I don't get it? Are you investing in a company and its future prospects or are you speculating that it would go up because of some fundamentally neutral event?
Are you a day-trader?
Day trading is fine. I've no problem with it whatsoever. I day-trade myself, when I see an opportunity.
Anyway, enjoy the ride down.
<<<According to Value Line BZH was trading for
under $40 last March. Their info is usually
Not a short, lay off me already, would you?
BZH's warnings were half of what they are now so their P/E was the same as now. In other words their P/E has never been 4-5 as you are trying to say. The stock price has never been depressed. All of the homebuilders vaulted up due to EXTRAORDINARY confluence of curcumstanses: lowest interest rates in 60 years, record fast rate reduction, tax rebate, low energy prices, hystorically low unemployment, low building material prices, unusually warm weather, absence of real recession, absence of inflation, willingness of consumers to take on huge debt, nesting instict in the wake of 9/11, interest free car financing, absence of competing investments (fixed income vehicles, stock market equities)
Say goodbuy to them.
Use an analogy: record capital investing before Y2K, relaxation of the margin rules, FED pooring liquidity, the longest postwar economic expansion, investors willing to assume the highest margin interest in hystory, the lowest unemployment rate in hystory, venture capital at all time high, nation wide love for stocks --- result, tremendous spike in equity prices. Final result --- second longest and second deepest bear market in the history of the USA equity markets. The gains of 1997, 1998, 1999, 3/2000 were erazed COMPLETELY.
Homebuilders had a bull market of their own due to EXTRAORDINARY synergy of factors. Final results are remained to be seen. I'll cover BZH at $40.
be ugly. BZH is testing 50 day MA and it should bounce on the first try. But to me it is just a matter of time not an if, till it fails to bounce and then there is no stoping till $70.
<<<BZH is in the starter home market here in Vegas, with prices around 130 to 150. BZH homes are considered the best value>>>
And since their average selling price is 197k it would seem they are selling them in Vegas at a loss. Hah, hah.

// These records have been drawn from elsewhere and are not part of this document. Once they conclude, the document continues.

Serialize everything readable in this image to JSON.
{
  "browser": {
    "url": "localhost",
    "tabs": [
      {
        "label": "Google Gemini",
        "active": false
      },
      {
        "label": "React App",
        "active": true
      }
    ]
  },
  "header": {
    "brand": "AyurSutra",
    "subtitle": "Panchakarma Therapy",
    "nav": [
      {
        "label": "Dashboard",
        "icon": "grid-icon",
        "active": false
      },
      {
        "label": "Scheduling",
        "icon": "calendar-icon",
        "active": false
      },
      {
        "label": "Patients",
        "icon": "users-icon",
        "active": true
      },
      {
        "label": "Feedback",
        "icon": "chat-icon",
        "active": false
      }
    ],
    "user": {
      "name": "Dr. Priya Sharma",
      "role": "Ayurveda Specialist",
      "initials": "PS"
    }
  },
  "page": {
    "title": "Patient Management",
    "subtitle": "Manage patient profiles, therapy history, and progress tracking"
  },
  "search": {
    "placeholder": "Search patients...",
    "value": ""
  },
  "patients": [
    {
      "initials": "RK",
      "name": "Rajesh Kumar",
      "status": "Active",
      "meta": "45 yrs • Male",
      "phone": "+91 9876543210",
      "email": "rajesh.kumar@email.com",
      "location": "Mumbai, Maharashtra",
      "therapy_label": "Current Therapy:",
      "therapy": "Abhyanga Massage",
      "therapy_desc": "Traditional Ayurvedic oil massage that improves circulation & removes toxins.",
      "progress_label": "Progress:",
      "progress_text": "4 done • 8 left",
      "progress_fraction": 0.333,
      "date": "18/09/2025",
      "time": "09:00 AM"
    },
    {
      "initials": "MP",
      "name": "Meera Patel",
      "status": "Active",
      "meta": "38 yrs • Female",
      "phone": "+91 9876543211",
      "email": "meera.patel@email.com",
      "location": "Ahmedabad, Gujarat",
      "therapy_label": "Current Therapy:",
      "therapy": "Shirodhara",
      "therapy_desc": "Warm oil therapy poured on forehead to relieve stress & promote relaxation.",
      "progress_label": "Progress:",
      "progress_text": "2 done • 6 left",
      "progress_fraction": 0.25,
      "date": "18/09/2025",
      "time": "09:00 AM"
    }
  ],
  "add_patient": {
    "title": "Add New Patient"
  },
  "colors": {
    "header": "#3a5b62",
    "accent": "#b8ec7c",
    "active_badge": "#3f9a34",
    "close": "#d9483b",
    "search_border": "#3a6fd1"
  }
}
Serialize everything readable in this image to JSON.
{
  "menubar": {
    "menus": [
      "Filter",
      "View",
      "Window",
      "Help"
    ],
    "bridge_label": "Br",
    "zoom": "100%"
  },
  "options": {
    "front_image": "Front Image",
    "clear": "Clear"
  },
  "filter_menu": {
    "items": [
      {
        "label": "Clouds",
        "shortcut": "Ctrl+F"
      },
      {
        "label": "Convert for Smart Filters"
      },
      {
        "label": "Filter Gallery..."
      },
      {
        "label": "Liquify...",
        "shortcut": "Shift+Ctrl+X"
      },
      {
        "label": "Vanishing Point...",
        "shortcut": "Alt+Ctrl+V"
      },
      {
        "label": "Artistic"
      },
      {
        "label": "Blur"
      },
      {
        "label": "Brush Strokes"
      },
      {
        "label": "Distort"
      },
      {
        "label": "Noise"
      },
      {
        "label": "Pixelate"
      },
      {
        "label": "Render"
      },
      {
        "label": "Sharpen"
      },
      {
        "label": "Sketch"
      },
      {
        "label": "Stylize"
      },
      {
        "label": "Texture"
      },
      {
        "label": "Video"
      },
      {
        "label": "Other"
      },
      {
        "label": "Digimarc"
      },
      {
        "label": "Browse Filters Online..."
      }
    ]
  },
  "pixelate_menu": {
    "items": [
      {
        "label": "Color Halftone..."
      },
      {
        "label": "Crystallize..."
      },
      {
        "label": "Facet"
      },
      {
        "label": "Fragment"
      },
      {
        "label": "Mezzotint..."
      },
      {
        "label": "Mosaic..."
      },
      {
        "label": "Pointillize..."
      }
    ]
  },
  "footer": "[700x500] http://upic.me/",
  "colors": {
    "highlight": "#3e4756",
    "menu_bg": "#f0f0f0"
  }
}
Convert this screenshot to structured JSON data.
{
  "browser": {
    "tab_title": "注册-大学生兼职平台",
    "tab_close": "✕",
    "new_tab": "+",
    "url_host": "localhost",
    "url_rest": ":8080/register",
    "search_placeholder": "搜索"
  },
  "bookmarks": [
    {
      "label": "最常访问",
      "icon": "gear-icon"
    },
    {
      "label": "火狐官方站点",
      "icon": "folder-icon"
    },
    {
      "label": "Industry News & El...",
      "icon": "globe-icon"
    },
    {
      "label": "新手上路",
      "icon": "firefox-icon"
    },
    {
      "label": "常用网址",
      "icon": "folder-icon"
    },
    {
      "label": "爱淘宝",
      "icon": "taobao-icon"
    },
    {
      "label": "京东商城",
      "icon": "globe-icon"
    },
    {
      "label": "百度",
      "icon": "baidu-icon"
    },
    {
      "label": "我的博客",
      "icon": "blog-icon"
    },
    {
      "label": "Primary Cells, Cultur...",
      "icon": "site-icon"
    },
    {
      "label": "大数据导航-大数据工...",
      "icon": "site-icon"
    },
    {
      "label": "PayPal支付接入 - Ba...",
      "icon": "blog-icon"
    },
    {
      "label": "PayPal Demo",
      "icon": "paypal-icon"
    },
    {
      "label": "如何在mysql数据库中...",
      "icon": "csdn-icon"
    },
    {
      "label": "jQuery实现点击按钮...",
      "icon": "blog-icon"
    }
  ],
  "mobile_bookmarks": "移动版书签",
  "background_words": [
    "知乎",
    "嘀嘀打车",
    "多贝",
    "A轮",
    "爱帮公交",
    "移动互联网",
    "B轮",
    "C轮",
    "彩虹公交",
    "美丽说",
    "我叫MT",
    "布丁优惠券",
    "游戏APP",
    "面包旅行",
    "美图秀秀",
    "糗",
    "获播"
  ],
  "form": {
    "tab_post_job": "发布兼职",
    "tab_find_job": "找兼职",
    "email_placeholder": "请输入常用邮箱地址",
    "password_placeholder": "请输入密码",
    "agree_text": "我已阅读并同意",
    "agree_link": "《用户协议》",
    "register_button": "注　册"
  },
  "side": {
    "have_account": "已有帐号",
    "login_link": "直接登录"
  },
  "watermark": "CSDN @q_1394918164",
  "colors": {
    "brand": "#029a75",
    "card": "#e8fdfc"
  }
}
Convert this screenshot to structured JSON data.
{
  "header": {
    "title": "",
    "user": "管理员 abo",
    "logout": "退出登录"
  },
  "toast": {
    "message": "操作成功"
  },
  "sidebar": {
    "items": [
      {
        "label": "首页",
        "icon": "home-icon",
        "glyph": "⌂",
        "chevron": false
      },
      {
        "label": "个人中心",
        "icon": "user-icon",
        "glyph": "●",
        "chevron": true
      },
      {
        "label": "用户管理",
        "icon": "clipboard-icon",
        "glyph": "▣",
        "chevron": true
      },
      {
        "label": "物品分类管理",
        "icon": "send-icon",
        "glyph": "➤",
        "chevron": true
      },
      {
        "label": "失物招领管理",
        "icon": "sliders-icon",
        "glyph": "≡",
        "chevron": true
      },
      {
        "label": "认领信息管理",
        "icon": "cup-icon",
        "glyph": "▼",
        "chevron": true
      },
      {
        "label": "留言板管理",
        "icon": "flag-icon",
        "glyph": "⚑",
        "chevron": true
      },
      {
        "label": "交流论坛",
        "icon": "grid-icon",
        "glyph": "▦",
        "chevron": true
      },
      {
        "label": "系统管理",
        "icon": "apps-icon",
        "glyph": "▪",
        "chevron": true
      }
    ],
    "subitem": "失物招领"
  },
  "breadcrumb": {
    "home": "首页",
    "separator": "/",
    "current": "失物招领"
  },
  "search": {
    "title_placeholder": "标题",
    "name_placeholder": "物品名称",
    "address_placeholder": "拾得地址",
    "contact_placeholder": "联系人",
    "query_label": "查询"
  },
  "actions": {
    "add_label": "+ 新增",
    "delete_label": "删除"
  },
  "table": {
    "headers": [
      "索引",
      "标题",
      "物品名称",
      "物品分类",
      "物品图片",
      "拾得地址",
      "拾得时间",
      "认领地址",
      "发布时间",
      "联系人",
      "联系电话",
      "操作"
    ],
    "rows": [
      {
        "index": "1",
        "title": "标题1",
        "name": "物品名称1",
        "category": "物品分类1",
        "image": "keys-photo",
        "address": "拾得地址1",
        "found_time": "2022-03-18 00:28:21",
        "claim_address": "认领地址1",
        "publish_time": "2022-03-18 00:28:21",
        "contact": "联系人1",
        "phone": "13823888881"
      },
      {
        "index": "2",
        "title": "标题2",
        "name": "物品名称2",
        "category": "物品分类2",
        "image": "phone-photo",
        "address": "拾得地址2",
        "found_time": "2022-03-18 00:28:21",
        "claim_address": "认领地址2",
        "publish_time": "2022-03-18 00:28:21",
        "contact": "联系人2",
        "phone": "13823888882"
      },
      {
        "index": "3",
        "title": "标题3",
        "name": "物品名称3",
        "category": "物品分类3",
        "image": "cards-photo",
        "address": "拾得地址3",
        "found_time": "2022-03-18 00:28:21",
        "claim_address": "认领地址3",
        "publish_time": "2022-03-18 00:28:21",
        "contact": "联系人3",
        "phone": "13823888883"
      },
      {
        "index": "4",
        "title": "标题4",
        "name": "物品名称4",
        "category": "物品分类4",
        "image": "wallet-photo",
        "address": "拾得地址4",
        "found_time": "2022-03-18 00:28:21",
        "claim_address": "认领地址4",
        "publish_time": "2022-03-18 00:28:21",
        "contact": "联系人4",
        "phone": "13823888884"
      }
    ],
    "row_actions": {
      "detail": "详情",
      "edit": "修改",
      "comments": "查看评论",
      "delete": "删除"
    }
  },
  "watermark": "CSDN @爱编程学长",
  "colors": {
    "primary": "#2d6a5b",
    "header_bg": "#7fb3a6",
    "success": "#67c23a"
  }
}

And since Vegas gaiming industry is screwed, with other states relaxing gaiming restrictions, it seems that Vegas housing market is screwed as well.